Skip the images; return every entry exactly.
START Record extracts
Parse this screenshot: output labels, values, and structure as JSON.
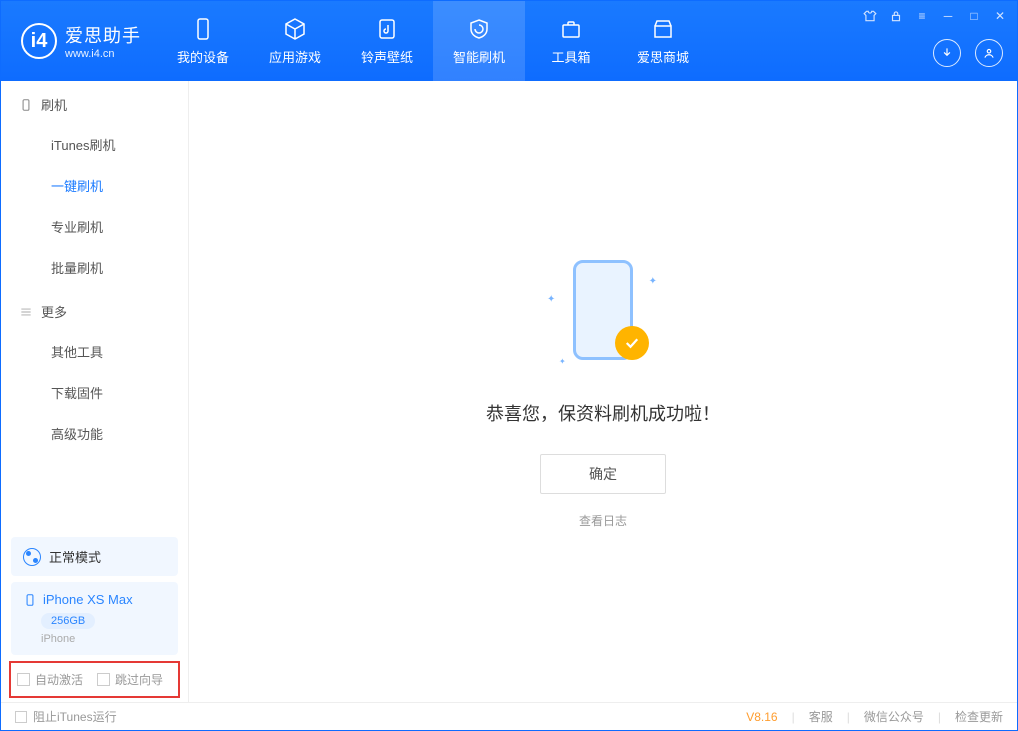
{
  "app": {
    "title": "爱思助手",
    "url": "www.i4.cn"
  },
  "header_tabs": [
    {
      "label": "我的设备"
    },
    {
      "label": "应用游戏"
    },
    {
      "label": "铃声壁纸"
    },
    {
      "label": "智能刷机"
    },
    {
      "label": "工具箱"
    },
    {
      "label": "爱思商城"
    }
  ],
  "sidebar": {
    "section1_title": "刷机",
    "items1": [
      {
        "label": "iTunes刷机"
      },
      {
        "label": "一键刷机"
      },
      {
        "label": "专业刷机"
      },
      {
        "label": "批量刷机"
      }
    ],
    "section2_title": "更多",
    "items2": [
      {
        "label": "其他工具"
      },
      {
        "label": "下载固件"
      },
      {
        "label": "高级功能"
      }
    ],
    "mode_label": "正常模式",
    "device_name": "iPhone XS Max",
    "device_storage": "256GB",
    "device_type": "iPhone",
    "checkbox_auto_activate": "自动激活",
    "checkbox_skip_guide": "跳过向导"
  },
  "main": {
    "success_msg": "恭喜您，保资料刷机成功啦！",
    "ok_button": "确定",
    "log_link": "查看日志"
  },
  "statusbar": {
    "block_itunes": "阻止iTunes运行",
    "version": "V8.16",
    "link_cs": "客服",
    "link_wechat": "微信公众号",
    "link_update": "检查更新"
  }
}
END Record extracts
◆ **Written response**
Parse this screenshot: output labels, values, and structure as JSON.
{
  "app": {
    "title": "爱思助手",
    "url": "www.i4.cn"
  },
  "header_tabs": [
    {
      "label": "我的设备"
    },
    {
      "label": "应用游戏"
    },
    {
      "label": "铃声壁纸"
    },
    {
      "label": "智能刷机"
    },
    {
      "label": "工具箱"
    },
    {
      "label": "爱思商城"
    }
  ],
  "sidebar": {
    "section1_title": "刷机",
    "items1": [
      {
        "label": "iTunes刷机"
      },
      {
        "label": "一键刷机"
      },
      {
        "label": "专业刷机"
      },
      {
        "label": "批量刷机"
      }
    ],
    "section2_title": "更多",
    "items2": [
      {
        "label": "其他工具"
      },
      {
        "label": "下载固件"
      },
      {
        "label": "高级功能"
      }
    ],
    "mode_label": "正常模式",
    "device_name": "iPhone XS Max",
    "device_storage": "256GB",
    "device_type": "iPhone",
    "checkbox_auto_activate": "自动激活",
    "checkbox_skip_guide": "跳过向导"
  },
  "main": {
    "success_msg": "恭喜您，保资料刷机成功啦！",
    "ok_button": "确定",
    "log_link": "查看日志"
  },
  "statusbar": {
    "block_itunes": "阻止iTunes运行",
    "version": "V8.16",
    "link_cs": "客服",
    "link_wechat": "微信公众号",
    "link_update": "检查更新"
  }
}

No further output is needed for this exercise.